◆ **Exercise**
Below are records; output all of them exactly.

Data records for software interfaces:
= Beginning of Section =
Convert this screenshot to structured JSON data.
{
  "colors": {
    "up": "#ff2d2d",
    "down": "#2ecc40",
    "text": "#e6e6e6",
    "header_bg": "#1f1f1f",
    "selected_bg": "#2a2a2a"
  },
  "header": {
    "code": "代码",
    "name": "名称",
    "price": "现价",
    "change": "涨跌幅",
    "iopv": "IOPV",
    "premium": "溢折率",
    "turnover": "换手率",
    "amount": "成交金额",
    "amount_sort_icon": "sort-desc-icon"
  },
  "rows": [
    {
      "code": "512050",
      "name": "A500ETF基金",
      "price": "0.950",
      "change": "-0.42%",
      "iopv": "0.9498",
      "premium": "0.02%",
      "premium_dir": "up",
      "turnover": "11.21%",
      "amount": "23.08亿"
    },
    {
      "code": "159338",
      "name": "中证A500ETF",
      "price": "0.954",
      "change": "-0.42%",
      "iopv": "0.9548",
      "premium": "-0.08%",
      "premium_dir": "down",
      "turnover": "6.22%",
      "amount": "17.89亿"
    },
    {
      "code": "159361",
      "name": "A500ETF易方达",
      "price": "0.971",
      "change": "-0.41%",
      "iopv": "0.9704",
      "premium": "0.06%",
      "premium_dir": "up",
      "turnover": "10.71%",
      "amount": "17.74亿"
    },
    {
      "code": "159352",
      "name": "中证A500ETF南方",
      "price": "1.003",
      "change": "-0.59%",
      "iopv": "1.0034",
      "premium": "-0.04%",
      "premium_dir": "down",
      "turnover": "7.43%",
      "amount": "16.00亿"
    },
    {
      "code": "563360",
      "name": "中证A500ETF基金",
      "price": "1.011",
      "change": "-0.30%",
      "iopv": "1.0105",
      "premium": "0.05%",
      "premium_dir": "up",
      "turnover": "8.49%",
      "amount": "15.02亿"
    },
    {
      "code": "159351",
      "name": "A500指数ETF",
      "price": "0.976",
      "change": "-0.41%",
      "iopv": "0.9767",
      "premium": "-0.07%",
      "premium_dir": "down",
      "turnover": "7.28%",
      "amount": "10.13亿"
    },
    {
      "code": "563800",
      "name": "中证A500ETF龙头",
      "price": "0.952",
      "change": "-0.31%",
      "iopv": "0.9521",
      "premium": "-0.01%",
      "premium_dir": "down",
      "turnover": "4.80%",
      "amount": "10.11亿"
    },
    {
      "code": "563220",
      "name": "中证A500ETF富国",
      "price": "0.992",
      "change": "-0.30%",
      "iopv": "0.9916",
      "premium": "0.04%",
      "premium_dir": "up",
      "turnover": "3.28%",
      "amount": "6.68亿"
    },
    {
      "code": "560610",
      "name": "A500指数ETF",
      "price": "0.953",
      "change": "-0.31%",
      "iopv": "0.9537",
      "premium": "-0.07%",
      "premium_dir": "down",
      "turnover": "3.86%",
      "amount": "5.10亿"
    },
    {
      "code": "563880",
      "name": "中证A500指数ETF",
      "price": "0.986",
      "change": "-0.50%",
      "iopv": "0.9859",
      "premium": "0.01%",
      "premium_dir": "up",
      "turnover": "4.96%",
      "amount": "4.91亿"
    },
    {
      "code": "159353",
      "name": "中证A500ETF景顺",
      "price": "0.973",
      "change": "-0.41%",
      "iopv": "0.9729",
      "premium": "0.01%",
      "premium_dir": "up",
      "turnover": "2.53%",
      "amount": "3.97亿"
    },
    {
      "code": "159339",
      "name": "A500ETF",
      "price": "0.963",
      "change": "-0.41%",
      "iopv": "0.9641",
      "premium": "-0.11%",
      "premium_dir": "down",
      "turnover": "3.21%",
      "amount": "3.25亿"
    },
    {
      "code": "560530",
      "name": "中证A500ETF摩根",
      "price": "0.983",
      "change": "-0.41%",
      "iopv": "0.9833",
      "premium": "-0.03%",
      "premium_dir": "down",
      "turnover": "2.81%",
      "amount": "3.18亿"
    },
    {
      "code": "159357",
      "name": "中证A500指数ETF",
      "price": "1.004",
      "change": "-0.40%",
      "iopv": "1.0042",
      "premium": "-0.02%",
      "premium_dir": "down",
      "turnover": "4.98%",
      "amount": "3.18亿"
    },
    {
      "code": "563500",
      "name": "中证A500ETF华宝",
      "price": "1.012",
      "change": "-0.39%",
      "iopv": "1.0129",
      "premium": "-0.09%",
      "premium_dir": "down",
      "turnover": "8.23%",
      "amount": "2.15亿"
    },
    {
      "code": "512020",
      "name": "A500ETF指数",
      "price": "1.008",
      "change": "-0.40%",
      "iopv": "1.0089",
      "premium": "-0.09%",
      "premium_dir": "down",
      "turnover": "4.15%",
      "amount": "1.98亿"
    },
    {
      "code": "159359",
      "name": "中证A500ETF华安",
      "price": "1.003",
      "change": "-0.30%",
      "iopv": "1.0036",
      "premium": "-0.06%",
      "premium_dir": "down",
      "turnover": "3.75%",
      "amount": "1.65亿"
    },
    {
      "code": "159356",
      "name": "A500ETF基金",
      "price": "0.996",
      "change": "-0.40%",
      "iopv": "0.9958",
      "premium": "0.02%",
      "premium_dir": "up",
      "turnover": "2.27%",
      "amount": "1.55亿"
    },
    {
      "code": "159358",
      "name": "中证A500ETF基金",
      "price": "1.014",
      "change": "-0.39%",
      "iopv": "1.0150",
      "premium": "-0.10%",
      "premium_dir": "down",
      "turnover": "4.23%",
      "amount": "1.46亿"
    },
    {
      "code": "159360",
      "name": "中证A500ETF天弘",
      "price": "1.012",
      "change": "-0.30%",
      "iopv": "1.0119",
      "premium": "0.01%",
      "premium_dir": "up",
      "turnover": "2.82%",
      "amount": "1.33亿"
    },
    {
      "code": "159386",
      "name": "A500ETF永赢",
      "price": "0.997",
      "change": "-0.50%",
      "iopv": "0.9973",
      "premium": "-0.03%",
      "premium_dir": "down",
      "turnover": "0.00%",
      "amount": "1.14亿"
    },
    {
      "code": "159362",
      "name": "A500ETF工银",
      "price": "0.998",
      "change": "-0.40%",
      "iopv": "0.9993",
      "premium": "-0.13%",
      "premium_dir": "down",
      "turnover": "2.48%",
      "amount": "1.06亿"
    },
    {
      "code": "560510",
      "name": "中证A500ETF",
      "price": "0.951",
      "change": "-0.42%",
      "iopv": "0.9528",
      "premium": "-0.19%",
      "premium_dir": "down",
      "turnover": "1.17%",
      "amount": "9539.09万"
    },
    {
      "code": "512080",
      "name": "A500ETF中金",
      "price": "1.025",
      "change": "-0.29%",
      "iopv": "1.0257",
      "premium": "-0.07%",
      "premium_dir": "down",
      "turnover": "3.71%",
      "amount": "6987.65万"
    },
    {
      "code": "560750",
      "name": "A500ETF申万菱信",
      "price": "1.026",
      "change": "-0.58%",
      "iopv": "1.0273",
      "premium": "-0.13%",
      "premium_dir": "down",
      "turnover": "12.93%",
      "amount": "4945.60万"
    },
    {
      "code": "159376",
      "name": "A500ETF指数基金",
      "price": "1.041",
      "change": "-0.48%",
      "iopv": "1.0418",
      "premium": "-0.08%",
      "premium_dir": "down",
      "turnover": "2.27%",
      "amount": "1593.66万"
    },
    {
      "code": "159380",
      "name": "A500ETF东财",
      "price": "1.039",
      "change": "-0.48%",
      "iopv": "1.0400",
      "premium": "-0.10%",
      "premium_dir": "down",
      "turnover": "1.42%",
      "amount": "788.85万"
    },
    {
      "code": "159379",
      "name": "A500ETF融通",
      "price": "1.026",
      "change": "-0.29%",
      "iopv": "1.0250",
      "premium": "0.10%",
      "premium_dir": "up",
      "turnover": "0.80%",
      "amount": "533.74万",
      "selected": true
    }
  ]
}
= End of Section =
◆ **Exercise answer**
Convert this screenshot to structured JSON data.
{
  "colors": {
    "up": "#ff2d2d",
    "down": "#2ecc40",
    "text": "#e6e6e6",
    "header_bg": "#1f1f1f",
    "selected_bg": "#2a2a2a"
  },
  "header": {
    "code": "代码",
    "name": "名称",
    "price": "现价",
    "change": "涨跌幅",
    "iopv": "IOPV",
    "premium": "溢折率",
    "turnover": "换手率",
    "amount": "成交金额",
    "amount_sort_icon": "sort-desc-icon"
  },
  "rows": [
    {
      "code": "512050",
      "name": "A500ETF基金",
      "price": "0.950",
      "change": "-0.42%",
      "iopv": "0.9498",
      "premium": "0.02%",
      "premium_dir": "up",
      "turnover": "11.21%",
      "amount": "23.08亿"
    },
    {
      "code": "159338",
      "name": "中证A500ETF",
      "price": "0.954",
      "change": "-0.42%",
      "iopv": "0.9548",
      "premium": "-0.08%",
      "premium_dir": "down",
      "turnover": "6.22%",
      "amount": "17.89亿"
    },
    {
      "code": "159361",
      "name": "A500ETF易方达",
      "price": "0.971",
      "change": "-0.41%",
      "iopv": "0.9704",
      "premium": "0.06%",
      "premium_dir": "up",
      "turnover": "10.71%",
      "amount": "17.74亿"
    },
    {
      "code": "159352",
      "name": "中证A500ETF南方",
      "price": "1.003",
      "change": "-0.59%",
      "iopv": "1.0034",
      "premium": "-0.04%",
      "premium_dir": "down",
      "turnover": "7.43%",
      "amount": "16.00亿"
    },
    {
      "code": "563360",
      "name": "中证A500ETF基金",
      "price": "1.011",
      "change": "-0.30%",
      "iopv": "1.0105",
      "premium": "0.05%",
      "premium_dir": "up",
      "turnover": "8.49%",
      "amount": "15.02亿"
    },
    {
      "code": "159351",
      "name": "A500指数ETF",
      "price": "0.976",
      "change": "-0.41%",
      "iopv": "0.9767",
      "premium": "-0.07%",
      "premium_dir": "down",
      "turnover": "7.28%",
      "amount": "10.13亿"
    },
    {
      "code": "563800",
      "name": "中证A500ETF龙头",
      "price": "0.952",
      "change": "-0.31%",
      "iopv": "0.9521",
      "premium": "-0.01%",
      "premium_dir": "down",
      "turnover": "4.80%",
      "amount": "10.11亿"
    },
    {
      "code": "563220",
      "name": "中证A500ETF富国",
      "price": "0.992",
      "change": "-0.30%",
      "iopv": "0.9916",
      "premium": "0.04%",
      "premium_dir": "up",
      "turnover": "3.28%",
      "amount": "6.68亿"
    },
    {
      "code": "560610",
      "name": "A500指数ETF",
      "price": "0.953",
      "change": "-0.31%",
      "iopv": "0.9537",
      "premium": "-0.07%",
      "premium_dir": "down",
      "turnover": "3.86%",
      "amount": "5.10亿"
    },
    {
      "code": "563880",
      "name": "中证A500指数ETF",
      "price": "0.986",
      "change": "-0.50%",
      "iopv": "0.9859",
      "premium": "0.01%",
      "premium_dir": "up",
      "turnover": "4.96%",
      "amount": "4.91亿"
    },
    {
      "code": "159353",
      "name": "中证A500ETF景顺",
      "price": "0.973",
      "change": "-0.41%",
      "iopv": "0.9729",
      "premium": "0.01%",
      "premium_dir": "up",
      "turnover": "2.53%",
      "amount": "3.97亿"
    },
    {
      "code": "159339",
      "name": "A500ETF",
      "price": "0.963",
      "change": "-0.41%",
      "iopv": "0.9641",
      "premium": "-0.11%",
      "premium_dir": "down",
      "turnover": "3.21%",
      "amount": "3.25亿"
    },
    {
      "code": "560530",
      "name": "中证A500ETF摩根",
      "price": "0.983",
      "change": "-0.41%",
      "iopv": "0.9833",
      "premium": "-0.03%",
      "premium_dir": "down",
      "turnover": "2.81%",
      "amount": "3.18亿"
    },
    {
      "code": "159357",
      "name": "中证A500指数ETF",
      "price": "1.004",
      "change": "-0.40%",
      "iopv": "1.0042",
      "premium": "-0.02%",
      "premium_dir": "down",
      "turnover": "4.98%",
      "amount": "3.18亿"
    },
    {
      "code": "563500",
      "name": "中证A500ETF华宝",
      "price": "1.012",
      "change": "-0.39%",
      "iopv": "1.0129",
      "premium": "-0.09%",
      "premium_dir": "down",
      "turnover": "8.23%",
      "amount": "2.15亿"
    },
    {
      "code": "512020",
      "name": "A500ETF指数",
      "price": "1.008",
      "change": "-0.40%",
      "iopv": "1.0089",
      "premium": "-0.09%",
      "premium_dir": "down",
      "turnover": "4.15%",
      "amount": "1.98亿"
    },
    {
      "code": "159359",
      "name": "中证A500ETF华安",
      "price": "1.003",
      "change": "-0.30%",
      "iopv": "1.0036",
      "premium": "-0.06%",
      "premium_dir": "down",
      "turnover": "3.75%",
      "amount": "1.65亿"
    },
    {
      "code": "159356",
      "name": "A500ETF基金",
      "price": "0.996",
      "change": "-0.40%",
      "iopv": "0.9958",
      "premium": "0.02%",
      "premium_dir": "up",
      "turnover": "2.27%",
      "amount": "1.55亿"
    },
    {
      "code": "159358",
      "name": "中证A500ETF基金",
      "price": "1.014",
      "change": "-0.39%",
      "iopv": "1.0150",
      "premium": "-0.10%",
      "premium_dir": "down",
      "turnover": "4.23%",
      "amount": "1.46亿"
    },
    {
      "code": "159360",
      "name": "中证A500ETF天弘",
      "price": "1.012",
      "change": "-0.30%",
      "iopv": "1.0119",
      "premium": "0.01%",
      "premium_dir": "up",
      "turnover": "2.82%",
      "amount": "1.33亿"
    },
    {
      "code": "159386",
      "name": "A500ETF永赢",
      "price": "0.997",
      "change": "-0.50%",
      "iopv": "0.9973",
      "premium": "-0.03%",
      "premium_dir": "down",
      "turnover": "0.00%",
      "amount": "1.14亿"
    },
    {
      "code": "159362",
      "name": "A500ETF工银",
      "price": "0.998",
      "change": "-0.40%",
      "iopv": "0.9993",
      "premium": "-0.13%",
      "premium_dir": "down",
      "turnover": "2.48%",
      "amount": "1.06亿"
    },
    {
      "code": "560510",
      "name": "中证A500ETF",
      "price": "0.951",
      "change": "-0.42%",
      "iopv": "0.9528",
      "premium": "-0.19%",
      "premium_dir": "down",
      "turnover": "1.17%",
      "amount": "9539.09万"
    },
    {
      "code": "512080",
      "name": "A500ETF中金",
      "price": "1.025",
      "change": "-0.29%",
      "iopv": "1.0257",
      "premium": "-0.07%",
      "premium_dir": "down",
      "turnover": "3.71%",
      "amount": "6987.65万"
    },
    {
      "code": "560750",
      "name": "A500ETF申万菱信",
      "price": "1.026",
      "change": "-0.58%",
      "iopv": "1.0273",
      "premium": "-0.13%",
      "premium_dir": "down",
      "turnover": "12.93%",
      "amount": "4945.60万"
    },
    {
      "code": "159376",
      "name": "A500ETF指数基金",
      "price": "1.041",
      "change": "-0.48%",
      "iopv": "1.0418",
      "premium": "-0.08%",
      "premium_dir": "down",
      "turnover": "2.27%",
      "amount": "1593.66万"
    },
    {
      "code": "159380",
      "name": "A500ETF东财",
      "price": "1.039",
      "change": "-0.48%",
      "iopv": "1.0400",
      "premium": "-0.10%",
      "premium_dir": "down",
      "turnover": "1.42%",
      "amount": "788.85万"
    },
    {
      "code": "159379",
      "name": "A500ETF融通",
      "price": "1.026",
      "change": "-0.29%",
      "iopv": "1.0250",
      "premium": "0.10%",
      "premium_dir": "up",
      "turnover": "0.80%",
      "amount": "533.74万",
      "selected": true
    }
  ]
}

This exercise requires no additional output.